===== Source material =====

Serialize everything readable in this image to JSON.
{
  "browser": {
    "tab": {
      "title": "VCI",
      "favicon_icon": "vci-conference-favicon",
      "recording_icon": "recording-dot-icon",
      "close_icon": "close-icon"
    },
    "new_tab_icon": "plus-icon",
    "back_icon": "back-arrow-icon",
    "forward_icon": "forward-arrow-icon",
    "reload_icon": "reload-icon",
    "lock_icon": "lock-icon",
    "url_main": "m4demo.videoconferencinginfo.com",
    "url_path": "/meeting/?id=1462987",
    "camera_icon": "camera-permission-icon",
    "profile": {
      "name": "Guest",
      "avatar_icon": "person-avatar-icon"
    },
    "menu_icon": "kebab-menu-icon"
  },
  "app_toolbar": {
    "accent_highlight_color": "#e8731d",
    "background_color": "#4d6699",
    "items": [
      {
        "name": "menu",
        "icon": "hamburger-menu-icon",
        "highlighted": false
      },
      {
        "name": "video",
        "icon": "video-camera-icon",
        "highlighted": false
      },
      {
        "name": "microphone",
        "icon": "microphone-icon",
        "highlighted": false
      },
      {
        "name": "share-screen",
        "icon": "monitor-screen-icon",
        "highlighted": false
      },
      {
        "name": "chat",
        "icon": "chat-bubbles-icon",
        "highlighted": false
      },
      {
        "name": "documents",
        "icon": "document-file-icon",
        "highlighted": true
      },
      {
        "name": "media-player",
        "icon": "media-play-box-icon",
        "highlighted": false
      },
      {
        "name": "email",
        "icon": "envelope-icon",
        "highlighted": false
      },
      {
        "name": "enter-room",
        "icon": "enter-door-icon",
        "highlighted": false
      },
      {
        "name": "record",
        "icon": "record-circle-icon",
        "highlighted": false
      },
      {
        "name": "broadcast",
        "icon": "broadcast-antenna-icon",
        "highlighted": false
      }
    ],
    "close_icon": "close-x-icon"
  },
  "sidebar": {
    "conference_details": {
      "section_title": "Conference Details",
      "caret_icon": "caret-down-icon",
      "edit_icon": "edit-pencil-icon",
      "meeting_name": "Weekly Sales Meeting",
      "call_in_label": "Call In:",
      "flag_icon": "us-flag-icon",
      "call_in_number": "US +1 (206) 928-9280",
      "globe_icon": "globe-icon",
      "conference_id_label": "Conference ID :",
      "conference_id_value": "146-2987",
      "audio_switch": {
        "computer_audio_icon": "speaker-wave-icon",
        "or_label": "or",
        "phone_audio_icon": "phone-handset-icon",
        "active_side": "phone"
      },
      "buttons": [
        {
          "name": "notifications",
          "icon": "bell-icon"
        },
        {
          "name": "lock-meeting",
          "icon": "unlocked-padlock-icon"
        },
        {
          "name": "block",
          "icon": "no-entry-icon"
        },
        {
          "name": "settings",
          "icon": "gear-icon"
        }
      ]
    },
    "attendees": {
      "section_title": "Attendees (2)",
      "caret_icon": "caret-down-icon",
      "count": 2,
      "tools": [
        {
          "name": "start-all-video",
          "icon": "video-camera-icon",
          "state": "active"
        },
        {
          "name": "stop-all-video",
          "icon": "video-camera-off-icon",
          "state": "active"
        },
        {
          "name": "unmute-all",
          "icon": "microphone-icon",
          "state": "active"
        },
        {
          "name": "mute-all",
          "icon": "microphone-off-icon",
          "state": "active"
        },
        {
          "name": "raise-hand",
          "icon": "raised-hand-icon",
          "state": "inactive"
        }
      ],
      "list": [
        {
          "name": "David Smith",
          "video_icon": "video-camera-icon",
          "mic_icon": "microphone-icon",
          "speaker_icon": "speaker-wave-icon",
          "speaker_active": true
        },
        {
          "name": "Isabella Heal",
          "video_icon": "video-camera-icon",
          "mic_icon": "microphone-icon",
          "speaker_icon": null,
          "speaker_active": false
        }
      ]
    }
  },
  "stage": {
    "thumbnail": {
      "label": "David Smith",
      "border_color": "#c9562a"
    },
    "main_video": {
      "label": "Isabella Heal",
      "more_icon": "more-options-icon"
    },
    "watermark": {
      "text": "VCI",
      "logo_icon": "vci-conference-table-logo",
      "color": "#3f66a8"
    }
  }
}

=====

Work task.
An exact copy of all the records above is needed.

Answer box.
Serialize everything readable in this image to JSON.
{
  "browser": {
    "tab": {
      "title": "VCI",
      "favicon_icon": "vci-conference-favicon",
      "recording_icon": "recording-dot-icon",
      "close_icon": "close-icon"
    },
    "new_tab_icon": "plus-icon",
    "back_icon": "back-arrow-icon",
    "forward_icon": "forward-arrow-icon",
    "reload_icon": "reload-icon",
    "lock_icon": "lock-icon",
    "url_main": "m4demo.videoconferencinginfo.com",
    "url_path": "/meeting/?id=1462987",
    "camera_icon": "camera-permission-icon",
    "profile": {
      "name": "Guest",
      "avatar_icon": "person-avatar-icon"
    },
    "menu_icon": "kebab-menu-icon"
  },
  "app_toolbar": {
    "accent_highlight_color": "#e8731d",
    "background_color": "#4d6699",
    "items": [
      {
        "name": "menu",
        "icon": "hamburger-menu-icon",
        "highlighted": false
      },
      {
        "name": "video",
        "icon": "video-camera-icon",
        "highlighted": false
      },
      {
        "name": "microphone",
        "icon": "microphone-icon",
        "highlighted": false
      },
      {
        "name": "share-screen",
        "icon": "monitor-screen-icon",
        "highlighted": false
      },
      {
        "name": "chat",
        "icon": "chat-bubbles-icon",
        "highlighted": false
      },
      {
        "name": "documents",
        "icon": "document-file-icon",
        "highlighted": true
      },
      {
        "name": "media-player",
        "icon": "media-play-box-icon",
        "highlighted": false
      },
      {
        "name": "email",
        "icon": "envelope-icon",
        "highlighted": false
      },
      {
        "name": "enter-room",
        "icon": "enter-door-icon",
        "highlighted": false
      },
      {
        "name": "record",
        "icon": "record-circle-icon",
        "highlighted": false
      },
      {
        "name": "broadcast",
        "icon": "broadcast-antenna-icon",
        "highlighted": false
      }
    ],
    "close_icon": "close-x-icon"
  },
  "sidebar": {
    "conference_details": {
      "section_title": "Conference Details",
      "caret_icon": "caret-down-icon",
      "edit_icon": "edit-pencil-icon",
      "meeting_name": "Weekly Sales Meeting",
      "call_in_label": "Call In:",
      "flag_icon": "us-flag-icon",
      "call_in_number": "US +1 (206) 928-9280",
      "globe_icon": "globe-icon",
      "conference_id_label": "Conference ID :",
      "conference_id_value": "146-2987",
      "audio_switch": {
        "computer_audio_icon": "speaker-wave-icon",
        "or_label": "or",
        "phone_audio_icon": "phone-handset-icon",
        "active_side": "phone"
      },
      "buttons": [
        {
          "name": "notifications",
          "icon": "bell-icon"
        },
        {
          "name": "lock-meeting",
          "icon": "unlocked-padlock-icon"
        },
        {
          "name": "block",
          "icon": "no-entry-icon"
        },
        {
          "name": "settings",
          "icon": "gear-icon"
        }
      ]
    },
    "attendees": {
      "section_title": "Attendees (2)",
      "caret_icon": "caret-down-icon",
      "count": 2,
      "tools": [
        {
          "name": "start-all-video",
          "icon": "video-camera-icon",
          "state": "active"
        },
        {
          "name": "stop-all-video",
          "icon": "video-camera-off-icon",
          "state": "active"
        },
        {
          "name": "unmute-all",
          "icon": "microphone-icon",
          "state": "active"
        },
        {
          "name": "mute-all",
          "icon": "microphone-off-icon",
          "state": "active"
        },
        {
          "name": "raise-hand",
          "icon": "raised-hand-icon",
          "state": "inactive"
        }
      ],
      "list": [
        {
          "name": "David Smith",
          "video_icon": "video-camera-icon",
          "mic_icon": "microphone-icon",
          "speaker_icon": "speaker-wave-icon",
          "speaker_active": true
        },
        {
          "name": "Isabella Heal",
          "video_icon": "video-camera-icon",
          "mic_icon": "microphone-icon",
          "speaker_icon": null,
          "speaker_active": false
        }
      ]
    }
  },
  "stage": {
    "thumbnail": {
      "label": "David Smith",
      "border_color": "#c9562a"
    },
    "main_video": {
      "label": "Isabella Heal",
      "more_icon": "more-options-icon"
    },
    "watermark": {
      "text": "VCI",
      "logo_icon": "vci-conference-table-logo",
      "color": "#3f66a8"
    }
  }
}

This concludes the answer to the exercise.